In "Batman Eternal" #15, Ray Fawkes, Scott Snyder, James Tynion IV, John Layman, Tim Seeley and Dustin Nguyen pick up the neglected story thread about Batwing and Corrigan at Arkham Asylum. This subplot may be set a few days before the other recent events, but it's hard to tell since there are no date/time stamp textbox clues.
There is a noticeable lack of screen time for title character or Jim Gordon, whose imprisonment drives a large part of the action. This isn't a problem by itself, since more than any other Bat-book, "Batman Eternal" has a large ensemble cast. But in "Batman Eternal" #15, the supporting characters fail to still the stage, captivate the reader's attention or unite the book's disparate elements. "Batman Eternal" has pulled off juggling many storylines at once, but here, the pacing and structure doesn't feel as well thought out. The action feels like a jumble rather than coming together through thematic unity or by the overall shape of the story arc.

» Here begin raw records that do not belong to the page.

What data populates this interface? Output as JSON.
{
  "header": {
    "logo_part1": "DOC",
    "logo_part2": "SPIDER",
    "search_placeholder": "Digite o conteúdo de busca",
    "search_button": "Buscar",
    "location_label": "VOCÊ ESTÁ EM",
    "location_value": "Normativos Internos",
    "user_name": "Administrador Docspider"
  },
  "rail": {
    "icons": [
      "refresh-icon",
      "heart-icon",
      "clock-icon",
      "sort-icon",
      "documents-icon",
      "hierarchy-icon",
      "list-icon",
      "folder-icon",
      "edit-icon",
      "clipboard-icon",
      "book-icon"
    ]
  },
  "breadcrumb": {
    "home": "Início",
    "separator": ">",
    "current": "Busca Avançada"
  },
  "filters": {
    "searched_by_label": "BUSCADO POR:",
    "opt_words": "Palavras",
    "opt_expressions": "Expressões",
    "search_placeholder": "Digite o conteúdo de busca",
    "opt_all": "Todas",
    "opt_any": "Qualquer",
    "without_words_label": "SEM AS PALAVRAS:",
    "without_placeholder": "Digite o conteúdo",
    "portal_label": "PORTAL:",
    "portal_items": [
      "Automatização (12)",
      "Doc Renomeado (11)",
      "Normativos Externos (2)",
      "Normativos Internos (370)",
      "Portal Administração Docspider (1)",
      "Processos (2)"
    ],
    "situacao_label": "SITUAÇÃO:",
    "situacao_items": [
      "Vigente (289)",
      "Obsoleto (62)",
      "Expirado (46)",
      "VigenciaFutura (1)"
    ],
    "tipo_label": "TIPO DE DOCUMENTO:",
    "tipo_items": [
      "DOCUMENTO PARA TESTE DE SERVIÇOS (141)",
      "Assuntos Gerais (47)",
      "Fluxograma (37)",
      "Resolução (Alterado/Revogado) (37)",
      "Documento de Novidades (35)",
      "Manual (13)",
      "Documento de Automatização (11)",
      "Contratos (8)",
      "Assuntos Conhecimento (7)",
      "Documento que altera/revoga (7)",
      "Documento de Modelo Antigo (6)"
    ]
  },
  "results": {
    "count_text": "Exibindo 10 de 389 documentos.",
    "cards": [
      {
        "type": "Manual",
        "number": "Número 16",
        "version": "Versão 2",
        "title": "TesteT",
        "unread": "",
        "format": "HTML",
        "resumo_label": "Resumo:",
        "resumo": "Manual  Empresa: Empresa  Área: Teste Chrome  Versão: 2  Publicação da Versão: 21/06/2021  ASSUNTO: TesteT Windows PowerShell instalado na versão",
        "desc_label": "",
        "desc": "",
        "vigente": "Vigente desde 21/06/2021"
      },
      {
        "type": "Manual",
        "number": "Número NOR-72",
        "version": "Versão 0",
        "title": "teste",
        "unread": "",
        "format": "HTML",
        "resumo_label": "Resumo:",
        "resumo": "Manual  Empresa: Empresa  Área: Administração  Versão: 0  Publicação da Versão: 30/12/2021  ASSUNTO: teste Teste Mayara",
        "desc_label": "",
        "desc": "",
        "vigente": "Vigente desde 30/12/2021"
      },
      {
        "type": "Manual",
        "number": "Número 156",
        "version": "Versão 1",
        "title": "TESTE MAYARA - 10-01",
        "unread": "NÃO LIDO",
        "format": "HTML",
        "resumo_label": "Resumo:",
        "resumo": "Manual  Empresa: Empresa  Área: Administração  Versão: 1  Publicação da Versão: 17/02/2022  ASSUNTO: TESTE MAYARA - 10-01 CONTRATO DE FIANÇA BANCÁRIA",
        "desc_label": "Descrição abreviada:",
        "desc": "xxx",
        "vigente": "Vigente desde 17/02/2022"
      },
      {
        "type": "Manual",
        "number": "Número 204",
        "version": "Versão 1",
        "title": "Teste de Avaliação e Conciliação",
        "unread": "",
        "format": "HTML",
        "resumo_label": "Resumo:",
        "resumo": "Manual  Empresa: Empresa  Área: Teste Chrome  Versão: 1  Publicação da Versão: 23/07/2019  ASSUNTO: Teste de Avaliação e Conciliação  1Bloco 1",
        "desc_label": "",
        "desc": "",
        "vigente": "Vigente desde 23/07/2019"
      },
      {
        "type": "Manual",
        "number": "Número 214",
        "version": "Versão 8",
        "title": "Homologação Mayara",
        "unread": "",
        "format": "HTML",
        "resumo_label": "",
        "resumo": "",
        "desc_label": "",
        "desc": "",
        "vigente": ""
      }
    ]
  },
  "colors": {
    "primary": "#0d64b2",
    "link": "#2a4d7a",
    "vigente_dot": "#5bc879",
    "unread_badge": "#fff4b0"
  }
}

After the satisfying two-birds-with-one-stone victory over Penguin and Falcone last issue, Fawkes and the rest of the writing team have a tough act to follow. "Batman Eternal" #15 suffers by comparison. Last month's plot twists and personalities were sharper, and the emotional payoff was much more significant.
The Corrigan and Nightwing portion feels like a classic Spectre tale, but set in Arkham. The genre shifts into horror instead of urban crime. Fridolfs' inking skills assist Fawkes in a tonal shift into spookiness, shadows and the supernatural. Nguyen's art sometimes renders adults with child-like bodies, an unintentional tendency that serves him well in "Lil' Gotham" but looks off in real Gotham. However, he and Fridolfs do an impressive job of changing the style up for different scenes. Nguyen's linework is more aggressive, nervous and thicker for the Corrigan and Batwing sequences. Combined with Fridolfs' wet-looking shadows, they convey disturbing anxiety and gritty dankness, but they keep both line and shadow thin and delicate for Red Robin's arrival in Tokyo.
The other scenes are both shorter and weaker. The scene between Bard and Batman is confusing, since it's a reversal of the confrontation last issue and feels duller as well. Harper Row and Red Robin's scene is the most casual and fun, but it's also rote. It's fun to see Red Robin in the role of an experienced hero advising safety to counter the ingénue hero's reckless enthusiasm for action. The Batgirl and Red Hood encounter has even less panel time and depth. The appearance of Batwoman feels welcome as an interesting surprise, but the action doesn't yet justify her presence and adding yet another major player to the mix.
After several strong issues, "Batman Eternal" hits a weak note in an uneven issue with too much connective tissue and exposition, but on the other side, it picks up a dangling plot thread and the tonal shift and the fusion of Arkham and the territory of The Spectre is successful.